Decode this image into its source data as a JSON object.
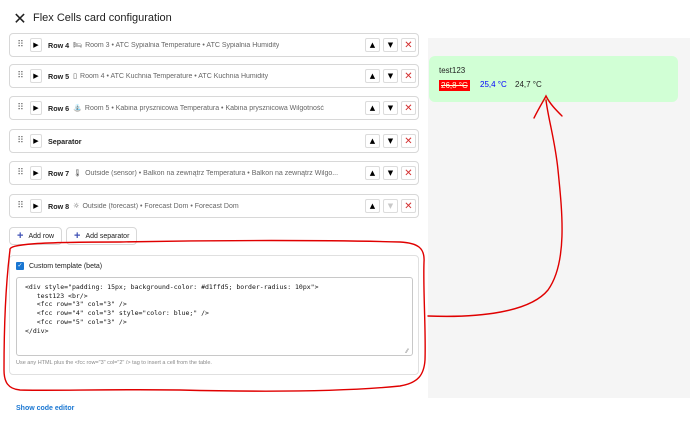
{
  "header": {
    "close_icon": "close-icon",
    "title": "Flex Cells card configuration"
  },
  "rows": [
    {
      "label": "Row 4",
      "icon": "bed-icon",
      "icon_char": "🛏",
      "desc": "Room 3 • ATC Sypialnia Temperature • ATC Sypialnia Humidity",
      "up_disabled": false,
      "down_disabled": false
    },
    {
      "label": "Row 5",
      "icon": "fridge-icon",
      "icon_char": "▯",
      "desc": "Room 4 • ATC Kuchnia Temperature • ATC Kuchnia Humidity",
      "up_disabled": false,
      "down_disabled": false
    },
    {
      "label": "Row 6",
      "icon": "shower-icon",
      "icon_char": "⛲",
      "desc": "Room 5 • Kabina prysznicowa Temperatura • Kabina prysznicowa Wilgotność",
      "up_disabled": false,
      "down_disabled": false
    },
    {
      "label": "Separator",
      "icon": "",
      "icon_char": "",
      "desc": "",
      "up_disabled": false,
      "down_disabled": false
    },
    {
      "label": "Row 7",
      "icon": "thermometer-icon",
      "icon_char": "🌡",
      "desc": "Outside (sensor) • Balkon na zewnątrz Temperatura • Balkon na zewnątrz Wilgo...",
      "up_disabled": false,
      "down_disabled": false
    },
    {
      "label": "Row 8",
      "icon": "weather-sun-icon",
      "icon_char": "☼",
      "desc": "Outside (forecast) • Forecast Dom • Forecast Dom",
      "up_disabled": false,
      "down_disabled": true
    }
  ],
  "buttons": {
    "add_row": "Add row",
    "add_separator": "Add separator"
  },
  "template": {
    "checkbox_label": "Custom template (beta)",
    "checked": true,
    "code": "<div style=\"padding: 15px; background-color: #d1ffd5; border-radius: 10px\">\n   test123 <br/>\n   <fcc row=\"3\" col=\"3\" />\n   <fcc row=\"4\" col=\"3\" style=\"color: blue;\" />\n   <fcc row=\"5\" col=\"3\" />\n</div>",
    "hint": "Use any HTML plus the <fcc row=\"3\" col=\"2\" /> tag to insert a cell from the table."
  },
  "footer": {
    "show_code_editor": "Show code editor"
  },
  "preview": {
    "title": "test123",
    "cells": [
      "26,8 °C",
      "25,4 °C",
      "24,7 °C"
    ],
    "background": "#d1ffd5",
    "cell_1_bg": "#ff0000",
    "cell_2_color": "#0000ff"
  },
  "annotation": {
    "color": "#e00000"
  }
}
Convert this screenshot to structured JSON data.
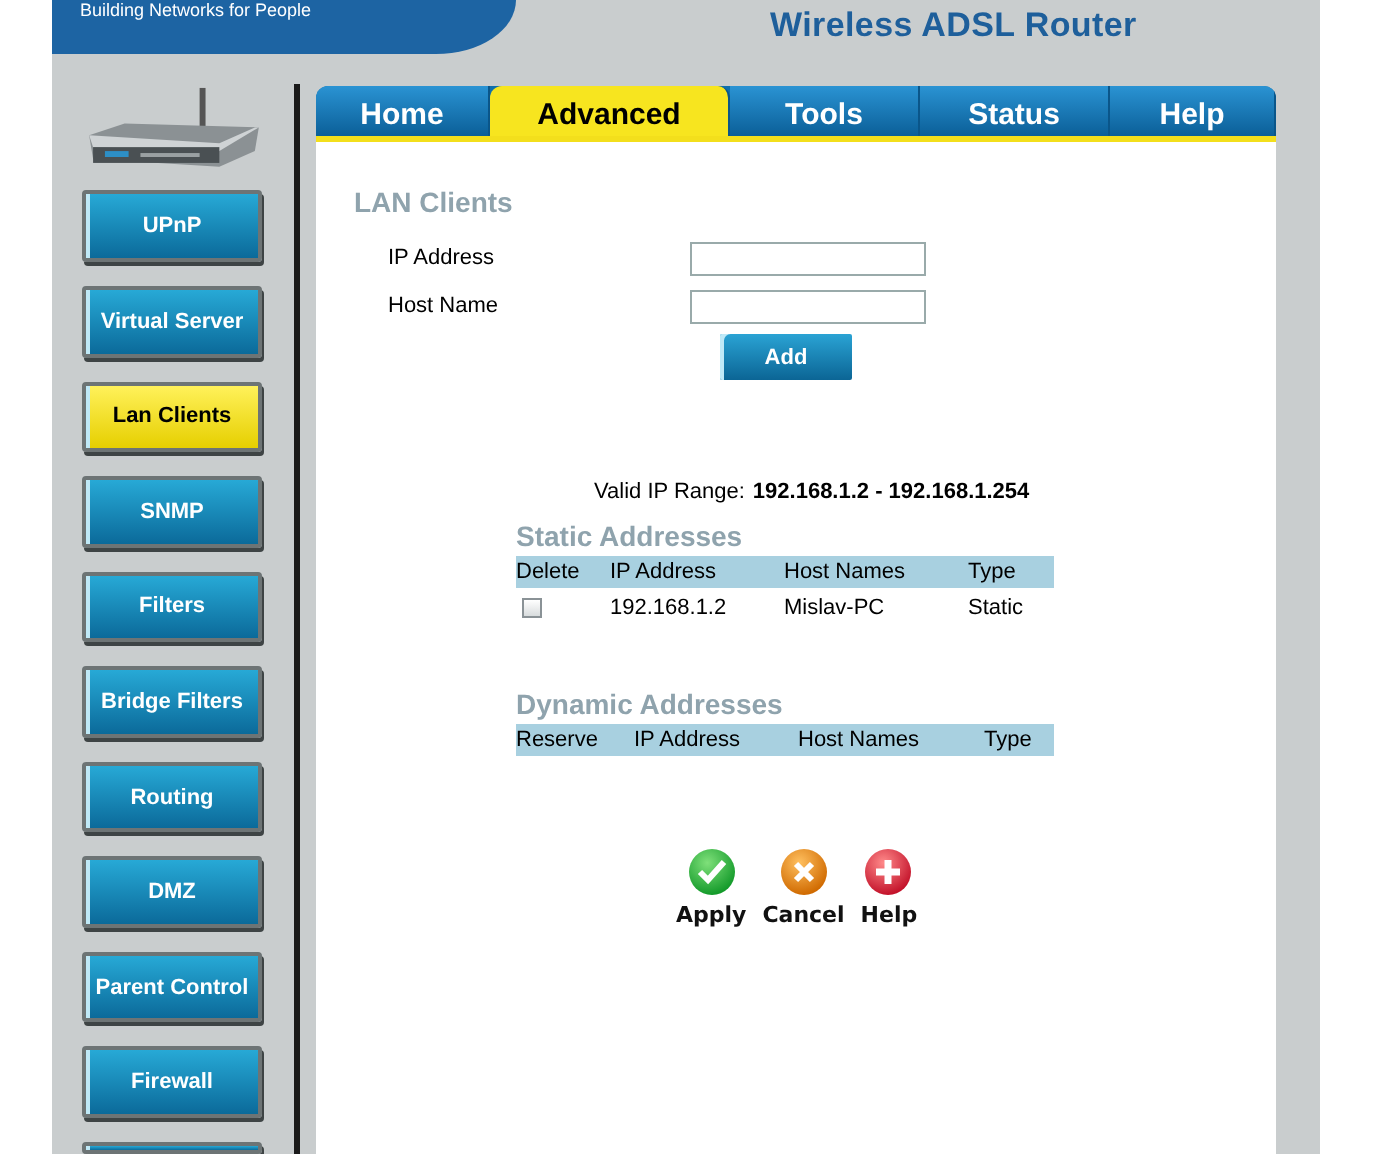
{
  "header": {
    "tagline": "Building Networks for People",
    "title": "Wireless ADSL Router"
  },
  "tabs": [
    {
      "label": "Home",
      "selected": false
    },
    {
      "label": "Advanced",
      "selected": true
    },
    {
      "label": "Tools",
      "selected": false
    },
    {
      "label": "Status",
      "selected": false
    },
    {
      "label": "Help",
      "selected": false
    }
  ],
  "sidebar": {
    "items": [
      {
        "label": "UPnP",
        "selected": false
      },
      {
        "label": "Virtual Server",
        "selected": false
      },
      {
        "label": "Lan Clients",
        "selected": true
      },
      {
        "label": "SNMP",
        "selected": false
      },
      {
        "label": "Filters",
        "selected": false
      },
      {
        "label": "Bridge Filters",
        "selected": false
      },
      {
        "label": "Routing",
        "selected": false
      },
      {
        "label": "DMZ",
        "selected": false
      },
      {
        "label": "Parent Control",
        "selected": false
      },
      {
        "label": "Firewall",
        "selected": false
      }
    ]
  },
  "lan_clients": {
    "title": "LAN Clients",
    "fields": [
      {
        "label": "IP Address"
      },
      {
        "label": "Host Name"
      }
    ],
    "add_button": "Add"
  },
  "valid_range": {
    "label": "Valid IP Range:",
    "value": "192.168.1.2 -  192.168.1.254"
  },
  "static_addresses": {
    "title": "Static Addresses",
    "columns": [
      "Delete",
      "IP Address",
      "Host Names",
      "Type"
    ],
    "rows": [
      {
        "checked": false,
        "ip_address": "192.168.1.2",
        "host_name": "Mislav-PC",
        "type": "Static"
      }
    ]
  },
  "dynamic_addresses": {
    "title": "Dynamic Addresses",
    "columns": [
      "Reserve",
      "IP Address",
      "Host Names",
      "Type"
    ]
  },
  "actions": [
    {
      "label": "Apply",
      "kind": "apply"
    },
    {
      "label": "Cancel",
      "kind": "cancel"
    },
    {
      "label": "Help",
      "kind": "help"
    }
  ]
}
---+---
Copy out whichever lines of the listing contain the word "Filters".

        "label": "Filters",
        "label": "Bridge Filters",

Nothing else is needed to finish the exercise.